And in Michigan
Modern Healthcare’s “Safety efforts rise, but gains hard to rank” story (Dec. 21/28, 2009, “Looking Back on 2009,” p. 26) seems to have overlooked the measurable breakthroughs happening in Michigan.
In partnership with the Michigan Health & Hospital Association Keystone Center for Patient Safety & Quality, hospitals have achieved dramatic and quantified improvements in healthcare safety and quality.
Since 2003, the MHA Keystone Center has implemented evidence-based interventions that have helped participating hospitals to save lives and reduce costs through scientific methods and best practices.
The MHA Keystone Center operates various voluntary collaborative initiatives guided by state and national patientsafety experts. In five years, MHA Keystone: Intensive Care Unit saved 1,830 lives and more than $271 million in healthcare costs, and avoided more than 140,700 excess hospital days for patients.
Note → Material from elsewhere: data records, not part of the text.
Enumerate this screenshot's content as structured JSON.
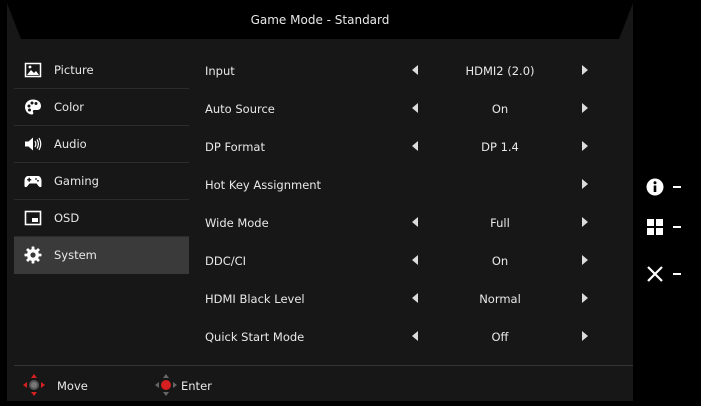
{
  "header": {
    "title": "Game Mode - Standard"
  },
  "sidebar": {
    "items": [
      {
        "label": "Picture",
        "icon": "picture-icon",
        "active": false
      },
      {
        "label": "Color",
        "icon": "palette-icon",
        "active": false
      },
      {
        "label": "Audio",
        "icon": "speaker-icon",
        "active": false
      },
      {
        "label": "Gaming",
        "icon": "gamepad-icon",
        "active": false
      },
      {
        "label": "OSD",
        "icon": "osd-icon",
        "active": false
      },
      {
        "label": "System",
        "icon": "gear-icon",
        "active": true
      }
    ]
  },
  "settings": {
    "rows": [
      {
        "name": "Input",
        "value": "HDMI2 (2.0)",
        "left_arrow": true,
        "right_arrow": true
      },
      {
        "name": "Auto Source",
        "value": "On",
        "left_arrow": true,
        "right_arrow": true
      },
      {
        "name": "DP Format",
        "value": "DP 1.4",
        "left_arrow": true,
        "right_arrow": true
      },
      {
        "name": "Hot Key Assignment",
        "value": "",
        "left_arrow": false,
        "right_arrow": true
      },
      {
        "name": "Wide Mode",
        "value": "Full",
        "left_arrow": true,
        "right_arrow": true
      },
      {
        "name": "DDC/CI",
        "value": "On",
        "left_arrow": true,
        "right_arrow": true
      },
      {
        "name": "HDMI Black Level",
        "value": "Normal",
        "left_arrow": true,
        "right_arrow": true
      },
      {
        "name": "Quick Start Mode",
        "value": "Off",
        "left_arrow": true,
        "right_arrow": true
      }
    ]
  },
  "footer": {
    "move_label": "Move",
    "enter_label": "Enter"
  },
  "keys": [
    {
      "icon": "info-icon"
    },
    {
      "icon": "menu-grid-icon"
    },
    {
      "icon": "close-icon"
    }
  ],
  "colors": {
    "accent": "#d61f1f",
    "panel": "#171717",
    "active_item": "#3a3a3a"
  }
}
MHA Keystone: Hospital-Associated Infection has increased appropriate hospital hand-hygiene compliance to more than twice the national average. Its work to reduce unnecessary urinary catheter use has avoided an estimated 1,000 excess hospital days and $1 million in costs.
The MHA Keystone Center results have been published in the New England Journal of Medicine and British Medical Journal, and its process has been endorsed by the World Health Organization, adopted by other countries and expanded into other states. HHS has recognized MHA Keystone as a “success story” that can serve as a model for American healthcare reform. To answer the question, “Is care now safer?” the answer must be “Yes.”
This story is repeated everyday in our country a thousand times over. In lieu of all working toward the same goal, we rather protect the financial health of our silos while talking the good talk. There is a cost for care for our illnesses but it would appear that the goal is to have the other entity pay for it, whether it’s the individual, insurance company, hospital, skilled-nursing facility, etc. Our web of rules and regulations set down by our government via the CMS has created the most outrageous responses by our healthcare businesses imaginable.